Interface dataset entries
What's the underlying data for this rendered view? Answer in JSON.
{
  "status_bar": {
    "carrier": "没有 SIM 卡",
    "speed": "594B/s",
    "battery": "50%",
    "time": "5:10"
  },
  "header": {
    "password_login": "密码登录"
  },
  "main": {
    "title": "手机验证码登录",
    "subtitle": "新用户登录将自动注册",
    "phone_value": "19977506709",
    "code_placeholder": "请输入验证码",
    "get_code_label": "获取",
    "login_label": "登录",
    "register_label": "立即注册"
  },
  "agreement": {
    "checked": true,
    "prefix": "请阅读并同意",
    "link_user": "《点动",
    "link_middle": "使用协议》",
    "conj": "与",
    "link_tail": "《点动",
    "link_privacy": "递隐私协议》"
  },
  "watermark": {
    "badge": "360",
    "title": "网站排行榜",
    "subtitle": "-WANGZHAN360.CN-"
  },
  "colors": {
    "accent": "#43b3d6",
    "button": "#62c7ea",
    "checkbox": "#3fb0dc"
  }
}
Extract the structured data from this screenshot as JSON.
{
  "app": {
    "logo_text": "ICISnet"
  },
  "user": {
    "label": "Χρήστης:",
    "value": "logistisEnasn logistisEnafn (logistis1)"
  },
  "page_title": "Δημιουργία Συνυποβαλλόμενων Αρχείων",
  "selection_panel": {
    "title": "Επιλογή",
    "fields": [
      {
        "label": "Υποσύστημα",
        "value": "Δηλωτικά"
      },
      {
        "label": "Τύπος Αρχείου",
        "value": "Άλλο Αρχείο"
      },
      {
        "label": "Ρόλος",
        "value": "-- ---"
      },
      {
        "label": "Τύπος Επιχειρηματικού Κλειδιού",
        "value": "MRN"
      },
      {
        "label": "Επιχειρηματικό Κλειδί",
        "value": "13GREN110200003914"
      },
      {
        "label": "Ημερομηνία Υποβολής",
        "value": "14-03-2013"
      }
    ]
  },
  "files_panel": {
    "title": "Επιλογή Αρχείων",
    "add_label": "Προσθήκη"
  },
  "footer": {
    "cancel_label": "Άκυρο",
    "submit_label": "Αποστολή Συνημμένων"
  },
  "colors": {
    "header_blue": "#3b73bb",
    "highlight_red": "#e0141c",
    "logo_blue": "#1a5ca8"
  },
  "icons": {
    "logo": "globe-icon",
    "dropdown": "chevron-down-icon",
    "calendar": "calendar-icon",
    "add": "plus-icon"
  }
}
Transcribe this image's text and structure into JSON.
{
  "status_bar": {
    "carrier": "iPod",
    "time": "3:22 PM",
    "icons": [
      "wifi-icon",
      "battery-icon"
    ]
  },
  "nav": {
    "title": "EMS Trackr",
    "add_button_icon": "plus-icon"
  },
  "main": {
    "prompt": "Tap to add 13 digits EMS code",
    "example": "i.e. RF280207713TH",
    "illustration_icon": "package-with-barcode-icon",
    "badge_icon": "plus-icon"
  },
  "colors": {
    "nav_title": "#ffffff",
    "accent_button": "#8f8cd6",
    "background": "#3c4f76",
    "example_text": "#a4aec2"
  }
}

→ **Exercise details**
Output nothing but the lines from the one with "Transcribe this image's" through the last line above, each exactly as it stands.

→ **Solved exercise**
Transcribe this image's text and structure into JSON.
{
  "status_bar": {
    "carrier": "iPod",
    "time": "3:22 PM",
    "icons": [
      "wifi-icon",
      "battery-icon"
    ]
  },
  "nav": {
    "title": "EMS Trackr",
    "add_button_icon": "plus-icon"
  },
  "main": {
    "prompt": "Tap to add 13 digits EMS code",
    "example": "i.e. RF280207713TH",
    "illustration_icon": "package-with-barcode-icon",
    "badge_icon": "plus-icon"
  },
  "colors": {
    "nav_title": "#ffffff",
    "accent_button": "#8f8cd6",
    "background": "#3c4f76",
    "example_text": "#a4aec2"
  }
}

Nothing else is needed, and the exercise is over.